From: Discourse on malaria elimination: where do forcibly displaced persons fit in these discussions?

Key points:
1 Forcibly displaced individuals, including refugees and internally displaced persons (IDPs), represent some of the poorest, most vulnerable populations that often lack a political and advocacy voice.
2 Of all refugees protected under the mandate of UNHCR, 67.5% are affected by malaria (approximately 7 million persons).
3 Countries affected by humanitarian emergencies and hosting displaced populations face significant obstacles in the implementation of effective malaria control and elimination strategies.
4 Rarely have displaced populations been included in national- and/or regional-level strategies.
5 Malaria control and elimination strategies require long-term political and financial commitment. Refugees, IDPs and other forcibly displaced persons run the risk of being further ignored in the current climate of decreasing global resources.
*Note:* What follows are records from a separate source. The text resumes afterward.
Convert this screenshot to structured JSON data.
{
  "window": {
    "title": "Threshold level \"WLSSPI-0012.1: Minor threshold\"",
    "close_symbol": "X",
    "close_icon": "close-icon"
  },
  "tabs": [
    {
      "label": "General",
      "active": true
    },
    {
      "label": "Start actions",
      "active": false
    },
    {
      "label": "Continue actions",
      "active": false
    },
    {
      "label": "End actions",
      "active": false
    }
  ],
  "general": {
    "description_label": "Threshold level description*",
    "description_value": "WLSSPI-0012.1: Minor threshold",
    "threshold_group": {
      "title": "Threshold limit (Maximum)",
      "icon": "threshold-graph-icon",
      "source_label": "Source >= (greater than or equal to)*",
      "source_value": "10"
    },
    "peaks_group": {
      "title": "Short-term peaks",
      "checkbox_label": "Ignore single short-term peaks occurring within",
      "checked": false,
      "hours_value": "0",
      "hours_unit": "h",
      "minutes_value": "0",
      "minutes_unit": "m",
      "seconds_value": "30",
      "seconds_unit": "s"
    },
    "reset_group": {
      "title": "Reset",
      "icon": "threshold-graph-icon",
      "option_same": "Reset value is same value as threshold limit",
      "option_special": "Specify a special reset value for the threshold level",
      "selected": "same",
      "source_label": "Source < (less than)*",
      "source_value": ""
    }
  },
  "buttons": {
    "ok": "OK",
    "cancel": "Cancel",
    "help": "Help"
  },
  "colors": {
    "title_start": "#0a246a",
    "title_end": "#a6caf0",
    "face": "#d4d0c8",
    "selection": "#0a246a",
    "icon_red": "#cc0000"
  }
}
6 Equity in malaria control cannot be achieved without consideration of forcibly displaced populations.
Key recommendations:
1 Acknowledge and address the impact of forcibly displaced populations on malaria control and elimination programmes.
2 Improve surveillance, data collection and analysis to better understand the magnitude of the problem (including national and forcibly displaced populations) in order to effectively plan and implement appropriate malaria control interventions.
3 Promote the active participation and partnership of the forcibly displaced population in malaria control programming and implementation.
4 Advocate for the forcibly displaced populations to improve equity when developing national- and regional-level strategies.